- YOUR TASK -
Look for "IEEE" in each line of the records, and copy the lines that have it.

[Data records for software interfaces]
════════════════════

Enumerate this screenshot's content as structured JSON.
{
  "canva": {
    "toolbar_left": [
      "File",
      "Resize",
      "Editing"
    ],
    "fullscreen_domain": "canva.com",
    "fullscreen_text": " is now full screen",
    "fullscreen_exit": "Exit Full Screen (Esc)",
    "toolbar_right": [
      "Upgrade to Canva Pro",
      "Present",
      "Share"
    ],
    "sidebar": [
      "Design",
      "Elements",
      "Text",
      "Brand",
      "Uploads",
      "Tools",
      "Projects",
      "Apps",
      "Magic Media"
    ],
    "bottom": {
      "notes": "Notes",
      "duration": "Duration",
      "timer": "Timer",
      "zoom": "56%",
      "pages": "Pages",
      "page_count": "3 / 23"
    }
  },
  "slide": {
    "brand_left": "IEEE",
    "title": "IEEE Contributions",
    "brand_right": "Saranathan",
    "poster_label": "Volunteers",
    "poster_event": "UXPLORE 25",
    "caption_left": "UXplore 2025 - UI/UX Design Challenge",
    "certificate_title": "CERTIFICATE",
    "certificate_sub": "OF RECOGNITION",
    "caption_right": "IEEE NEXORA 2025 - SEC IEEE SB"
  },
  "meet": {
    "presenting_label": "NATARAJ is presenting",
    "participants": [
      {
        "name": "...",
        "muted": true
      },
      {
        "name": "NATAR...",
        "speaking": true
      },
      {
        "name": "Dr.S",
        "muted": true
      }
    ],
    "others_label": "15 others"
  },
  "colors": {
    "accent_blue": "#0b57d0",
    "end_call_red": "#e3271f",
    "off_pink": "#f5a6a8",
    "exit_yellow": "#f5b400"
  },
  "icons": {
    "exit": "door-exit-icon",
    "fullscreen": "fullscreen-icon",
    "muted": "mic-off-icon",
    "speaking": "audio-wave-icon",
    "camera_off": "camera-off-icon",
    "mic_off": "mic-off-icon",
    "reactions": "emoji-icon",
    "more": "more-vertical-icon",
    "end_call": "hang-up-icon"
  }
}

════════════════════

- THE COMPLETED TASK -
    "brand_left": "IEEE",
    "title": "IEEE Contributions",
    "caption_right": "IEEE NEXORA 2025 - SEC IEEE SB"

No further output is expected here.